Researchers at University of California (UC) San Diego School of Medicine and their collaborators have developed a technique that allows them to speed up or slow down human heart cells growing in a dish on command — simply by shining a light on them and varying its intensity.
A new study strongly suggested that at least some memories are stored in genetic code, and that genetic code can act like memory soup. Suck it out of one animal and stick the code in a second animal, and that second animal can remember things that only the first animal knew.
A collaborative team of researchers at McLean Hospital, a Harvard Medical School affiliate, and Oxford University has found that elevated levels of certain types of lipids (fat molecules) in the brain may be an early sign of Parkinson's disease (PD).

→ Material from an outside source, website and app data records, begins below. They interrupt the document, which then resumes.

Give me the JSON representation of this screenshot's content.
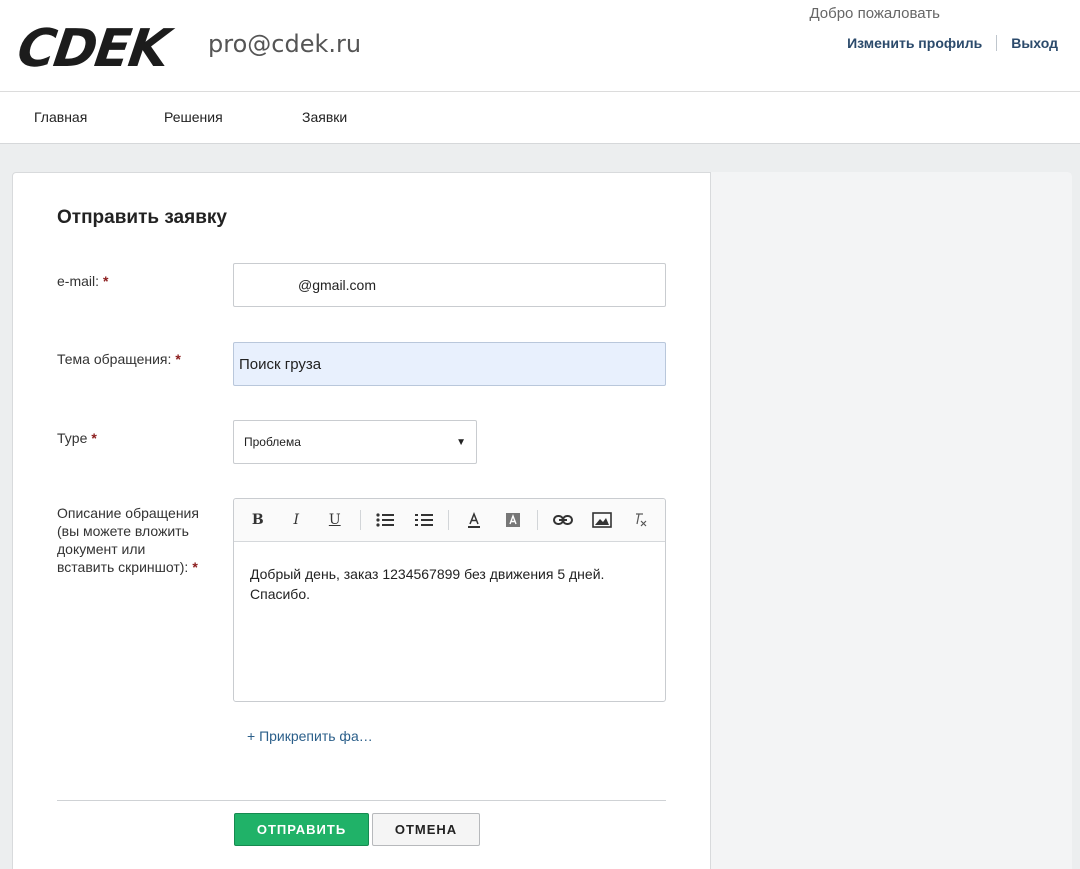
{
  "header": {
    "logo_text": "CDEK",
    "site_email": "pro@cdek.ru",
    "welcome": "Добро пожаловать",
    "links": {
      "edit_profile": "Изменить профиль",
      "logout": "Выход"
    }
  },
  "nav": {
    "items": [
      "Главная",
      "Решения",
      "Заявки"
    ]
  },
  "form": {
    "title": "Отправить заявку",
    "email": {
      "label": "e-mail:",
      "value": "@gmail.com"
    },
    "subject": {
      "label": "Тема обращения:",
      "value": "Поиск груза"
    },
    "type": {
      "label": "Type",
      "value": "Проблема"
    },
    "description": {
      "label_lines": [
        "Описание обращения",
        "(вы можете вложить",
        "документ или",
        "вставить скриншот):"
      ],
      "line1": "Добрый день, заказ 1234567899 без движения 5 дней.",
      "line2": "Спасибо."
    },
    "required_mark": "*",
    "attach": "+ Прикрепить фа…",
    "buttons": {
      "submit": "ОТПРАВИТЬ",
      "cancel": "ОТМЕНА"
    },
    "toolbar": {
      "bold": "B",
      "italic": "I",
      "underline": "U",
      "icons": [
        "bold-icon",
        "italic-icon",
        "underline-icon",
        "bulleted-list-icon",
        "numbered-list-icon",
        "text-color-icon",
        "background-color-icon",
        "link-icon",
        "image-icon",
        "clear-format-icon"
      ]
    }
  },
  "colors": {
    "accent_green": "#20b268",
    "link_blue": "#2b4a6b",
    "required": "#8b1c1c"
  }
}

Although microfluidics devices have a wide variety of uses, from point-of-care diagnostics to environmental analysis, one major limitation is that they cannot be modified for different uses on the fly, since their flow paths are set during fabrication. In a new study, researchers have addressed this limitation by designing electrogates that can regulate the flow of liquid at different points along the microchannel — a process that can be entirely controlled with a smartphone.
Is that meat still good? Are you sure? Researchers from McMaster University have developed a test to bring certainty to the delicate but critical question of whether meat and other foods are safe to eat or need to be thrown out.
At a time when social network privacy — or the lack of it — is headline news, two Stanford researchers have some sobering findings about how personal data is becoming increasingly difficult to hide if we have any public presence online.